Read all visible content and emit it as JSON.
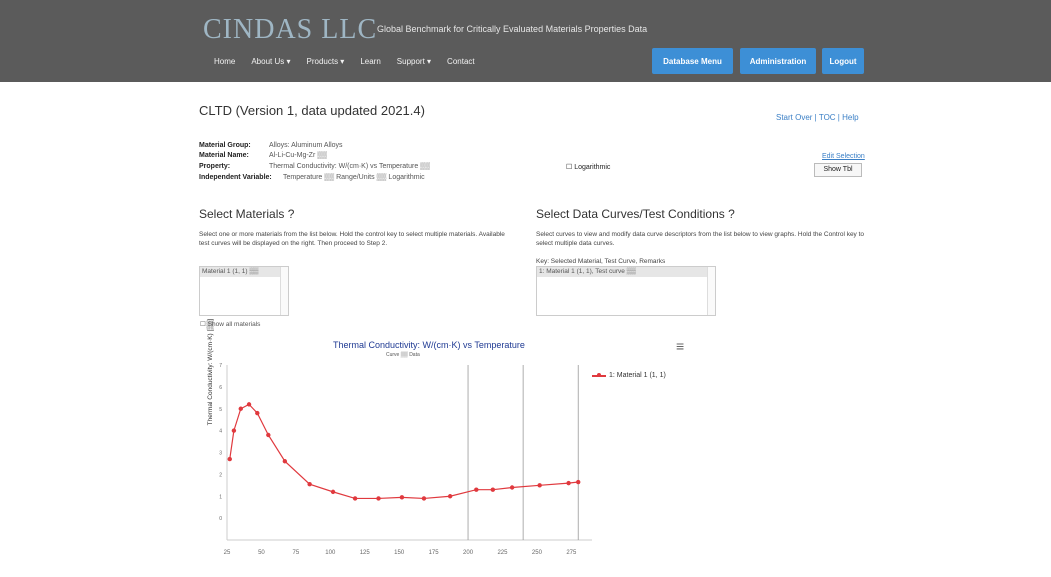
{
  "header": {
    "logo": "CINDAS LLC",
    "tagline": "Global Benchmark for Critically Evaluated Materials Properties Data",
    "nav": [
      "Home",
      "About Us ▾",
      "Products ▾",
      "Learn",
      "Support ▾",
      "Contact"
    ],
    "buttons": [
      "Database Menu",
      "Administration",
      "Logout"
    ]
  },
  "page": {
    "title": "CLTD (Version 1, data updated 2021.4)",
    "top_links": "Start Over | TOC | Help",
    "meta": [
      {
        "key": "Material Group:",
        "value": "Alloys: Aluminum Alloys"
      },
      {
        "key": "Material Name:",
        "value": "Al-Li-Cu-Mg-Zr ▒▒"
      },
      {
        "key": "Property:",
        "value": "Thermal Conductivity: W/(cm·K) vs Temperature ▒▒"
      },
      {
        "key": "Independent Variable:",
        "value": "Temperature ▒▒  Range/Units ▒▒  Logarithmic"
      }
    ],
    "property_extra": "Logarithmic",
    "right_link": "Edit Selection",
    "show_button": "Show Tbl"
  },
  "materials": {
    "title": "Select Materials ?",
    "text": "Select one or more materials from the list below. Hold the control key to select multiple materials. Available test curves will be displayed on the right. Then proceed to Step 2.",
    "items": [
      "Material 1 (1, 1) ▒▒"
    ],
    "show_link": "Show all materials"
  },
  "curves": {
    "title": "Select Data Curves/Test Conditions ?",
    "text": "Select curves to view and modify data curve descriptors from the list below to view graphs. Hold the Control key to select multiple data curves.",
    "key_text": "Key: Selected Material, Test Curve, Remarks",
    "items": [
      "1: Material 1 (1, 1), Test curve ▒▒"
    ]
  },
  "chart_data": {
    "type": "line",
    "title": "Thermal Conductivity: W/(cm·K) vs Temperature",
    "subtitle": "Curve ▒▒ Data",
    "ylabel": "Thermal Conductivity: W/(cm·K) [▒▒]",
    "xlabel": "",
    "legend": "1: Material 1 (1, 1)",
    "legend_position": "right",
    "x_ticks": [
      "25",
      "50",
      "75",
      "100",
      "125",
      "150",
      "175",
      "200",
      "225",
      "250",
      "275"
    ],
    "y_ticks": [
      "0",
      "1",
      "2",
      "3",
      "4",
      "5",
      "6",
      "7"
    ],
    "grid": false,
    "series": [
      {
        "name": "1: Material 1 (1, 1)",
        "color": "#e0393e",
        "x": [
          27,
          30,
          35,
          41,
          47,
          55,
          67,
          85,
          102,
          118,
          135,
          152,
          168,
          187,
          206,
          218,
          232,
          252,
          273,
          280
        ],
        "y": [
          2.7,
          4.0,
          5.0,
          5.2,
          4.8,
          3.8,
          2.6,
          1.55,
          1.2,
          0.9,
          0.9,
          0.95,
          0.9,
          1.0,
          1.3,
          1.3,
          1.4,
          1.5,
          1.6,
          1.65
        ]
      }
    ],
    "vlines_x": [
      200,
      240,
      280
    ],
    "xlim": [
      25,
      290
    ],
    "ylim": [
      -1,
      7
    ]
  }
}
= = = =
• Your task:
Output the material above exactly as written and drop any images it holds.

• Solution for this problem:
Read all visible content and emit it as JSON.
{
  "header": {
    "logo": "CINDAS LLC",
    "tagline": "Global Benchmark for Critically Evaluated Materials Properties Data",
    "nav": [
      "Home",
      "About Us ▾",
      "Products ▾",
      "Learn",
      "Support ▾",
      "Contact"
    ],
    "buttons": [
      "Database Menu",
      "Administration",
      "Logout"
    ]
  },
  "page": {
    "title": "CLTD (Version 1, data updated 2021.4)",
    "top_links": "Start Over | TOC | Help",
    "meta": [
      {
        "key": "Material Group:",
        "value": "Alloys: Aluminum Alloys"
      },
      {
        "key": "Material Name:",
        "value": "Al-Li-Cu-Mg-Zr ▒▒"
      },
      {
        "key": "Property:",
        "value": "Thermal Conductivity: W/(cm·K) vs Temperature ▒▒"
      },
      {
        "key": "Independent Variable:",
        "value": "Temperature ▒▒  Range/Units ▒▒  Logarithmic"
      }
    ],
    "property_extra": "Logarithmic",
    "right_link": "Edit Selection",
    "show_button": "Show Tbl"
  },
  "materials": {
    "title": "Select Materials ?",
    "text": "Select one or more materials from the list below. Hold the control key to select multiple materials. Available test curves will be displayed on the right. Then proceed to Step 2.",
    "items": [
      "Material 1 (1, 1) ▒▒"
    ],
    "show_link": "Show all materials"
  },
  "curves": {
    "title": "Select Data Curves/Test Conditions ?",
    "text": "Select curves to view and modify data curve descriptors from the list below to view graphs. Hold the Control key to select multiple data curves.",
    "key_text": "Key: Selected Material, Test Curve, Remarks",
    "items": [
      "1: Material 1 (1, 1), Test curve ▒▒"
    ]
  },
  "chart_data": {
    "type": "line",
    "title": "Thermal Conductivity: W/(cm·K) vs Temperature",
    "subtitle": "Curve ▒▒ Data",
    "ylabel": "Thermal Conductivity: W/(cm·K) [▒▒]",
    "xlabel": "",
    "legend": "1: Material 1 (1, 1)",
    "legend_position": "right",
    "x_ticks": [
      "25",
      "50",
      "75",
      "100",
      "125",
      "150",
      "175",
      "200",
      "225",
      "250",
      "275"
    ],
    "y_ticks": [
      "0",
      "1",
      "2",
      "3",
      "4",
      "5",
      "6",
      "7"
    ],
    "grid": false,
    "series": [
      {
        "name": "1: Material 1 (1, 1)",
        "color": "#e0393e",
        "x": [
          27,
          30,
          35,
          41,
          47,
          55,
          67,
          85,
          102,
          118,
          135,
          152,
          168,
          187,
          206,
          218,
          232,
          252,
          273,
          280
        ],
        "y": [
          2.7,
          4.0,
          5.0,
          5.2,
          4.8,
          3.8,
          2.6,
          1.55,
          1.2,
          0.9,
          0.9,
          0.95,
          0.9,
          1.0,
          1.3,
          1.3,
          1.4,
          1.5,
          1.6,
          1.65
        ]
      }
    ],
    "vlines_x": [
      200,
      240,
      280
    ],
    "xlim": [
      25,
      290
    ],
    "ylim": [
      -1,
      7
    ]
  }
}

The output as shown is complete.